- Task description -
The response must consist of all the entries, duplicated without alteration.

[Component data from apps and pages]
================================

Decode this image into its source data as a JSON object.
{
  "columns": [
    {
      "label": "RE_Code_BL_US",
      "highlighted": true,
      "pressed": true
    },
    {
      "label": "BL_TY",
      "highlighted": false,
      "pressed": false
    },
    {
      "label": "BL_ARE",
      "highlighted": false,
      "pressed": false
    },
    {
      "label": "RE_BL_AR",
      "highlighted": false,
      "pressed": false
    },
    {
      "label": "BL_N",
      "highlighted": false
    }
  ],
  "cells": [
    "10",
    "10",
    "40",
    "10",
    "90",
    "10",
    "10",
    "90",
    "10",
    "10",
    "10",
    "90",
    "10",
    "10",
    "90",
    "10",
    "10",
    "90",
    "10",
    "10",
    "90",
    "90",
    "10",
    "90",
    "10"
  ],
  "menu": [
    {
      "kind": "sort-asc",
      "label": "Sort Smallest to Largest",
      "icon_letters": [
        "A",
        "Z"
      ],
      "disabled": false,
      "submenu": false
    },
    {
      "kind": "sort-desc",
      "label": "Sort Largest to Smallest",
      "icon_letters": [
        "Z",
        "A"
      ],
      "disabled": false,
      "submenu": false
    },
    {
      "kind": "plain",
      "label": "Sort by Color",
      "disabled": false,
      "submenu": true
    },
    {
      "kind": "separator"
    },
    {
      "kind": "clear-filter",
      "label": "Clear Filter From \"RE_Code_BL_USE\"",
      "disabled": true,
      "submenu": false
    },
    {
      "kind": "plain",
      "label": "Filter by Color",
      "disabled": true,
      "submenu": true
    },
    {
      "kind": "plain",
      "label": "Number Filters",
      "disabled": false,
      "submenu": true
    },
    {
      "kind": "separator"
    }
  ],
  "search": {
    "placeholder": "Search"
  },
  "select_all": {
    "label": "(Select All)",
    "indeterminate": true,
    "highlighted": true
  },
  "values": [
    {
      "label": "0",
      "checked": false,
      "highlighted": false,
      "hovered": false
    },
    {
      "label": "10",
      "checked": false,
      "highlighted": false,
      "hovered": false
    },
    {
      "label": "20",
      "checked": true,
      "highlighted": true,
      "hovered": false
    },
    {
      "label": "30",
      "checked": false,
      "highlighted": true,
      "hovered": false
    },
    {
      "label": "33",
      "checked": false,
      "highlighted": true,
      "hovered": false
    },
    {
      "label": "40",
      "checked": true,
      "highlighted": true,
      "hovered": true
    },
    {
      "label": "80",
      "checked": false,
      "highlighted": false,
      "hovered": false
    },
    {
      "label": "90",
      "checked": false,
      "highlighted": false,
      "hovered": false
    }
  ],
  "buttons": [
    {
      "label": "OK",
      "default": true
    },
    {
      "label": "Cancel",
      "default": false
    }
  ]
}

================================

- Problem solution -
Decode this image into its source data as a JSON object.
{
  "columns": [
    {
      "label": "RE_Code_BL_US",
      "highlighted": true,
      "pressed": true
    },
    {
      "label": "BL_TY",
      "highlighted": false,
      "pressed": false
    },
    {
      "label": "BL_ARE",
      "highlighted": false,
      "pressed": false
    },
    {
      "label": "RE_BL_AR",
      "highlighted": false,
      "pressed": false
    },
    {
      "label": "BL_N",
      "highlighted": false
    }
  ],
  "cells": [
    "10",
    "10",
    "40",
    "10",
    "90",
    "10",
    "10",
    "90",
    "10",
    "10",
    "10",
    "90",
    "10",
    "10",
    "90",
    "10",
    "10",
    "90",
    "10",
    "10",
    "90",
    "90",
    "10",
    "90",
    "10"
  ],
  "menu": [
    {
      "kind": "sort-asc",
      "label": "Sort Smallest to Largest",
      "icon_letters": [
        "A",
        "Z"
      ],
      "disabled": false,
      "submenu": false
    },
    {
      "kind": "sort-desc",
      "label": "Sort Largest to Smallest",
      "icon_letters": [
        "Z",
        "A"
      ],
      "disabled": false,
      "submenu": false
    },
    {
      "kind": "plain",
      "label": "Sort by Color",
      "disabled": false,
      "submenu": true
    },
    {
      "kind": "separator"
    },
    {
      "kind": "clear-filter",
      "label": "Clear Filter From \"RE_Code_BL_USE\"",
      "disabled": true,
      "submenu": false
    },
    {
      "kind": "plain",
      "label": "Filter by Color",
      "disabled": true,
      "submenu": true
    },
    {
      "kind": "plain",
      "label": "Number Filters",
      "disabled": false,
      "submenu": true
    },
    {
      "kind": "separator"
    }
  ],
  "search": {
    "placeholder": "Search"
  },
  "select_all": {
    "label": "(Select All)",
    "indeterminate": true,
    "highlighted": true
  },
  "values": [
    {
      "label": "0",
      "checked": false,
      "highlighted": false,
      "hovered": false
    },
    {
      "label": "10",
      "checked": false,
      "highlighted": false,
      "hovered": false
    },
    {
      "label": "20",
      "checked": true,
      "highlighted": true,
      "hovered": false
    },
    {
      "label": "30",
      "checked": false,
      "highlighted": true,
      "hovered": false
    },
    {
      "label": "33",
      "checked": false,
      "highlighted": true,
      "hovered": false
    },
    {
      "label": "40",
      "checked": true,
      "highlighted": true,
      "hovered": true
    },
    {
      "label": "80",
      "checked": false,
      "highlighted": false,
      "hovered": false
    },
    {
      "label": "90",
      "checked": false,
      "highlighted": false,
      "hovered": false
    }
  ],
  "buttons": [
    {
      "label": "OK",
      "default": true
    },
    {
      "label": "Cancel",
      "default": false
    }
  ]
}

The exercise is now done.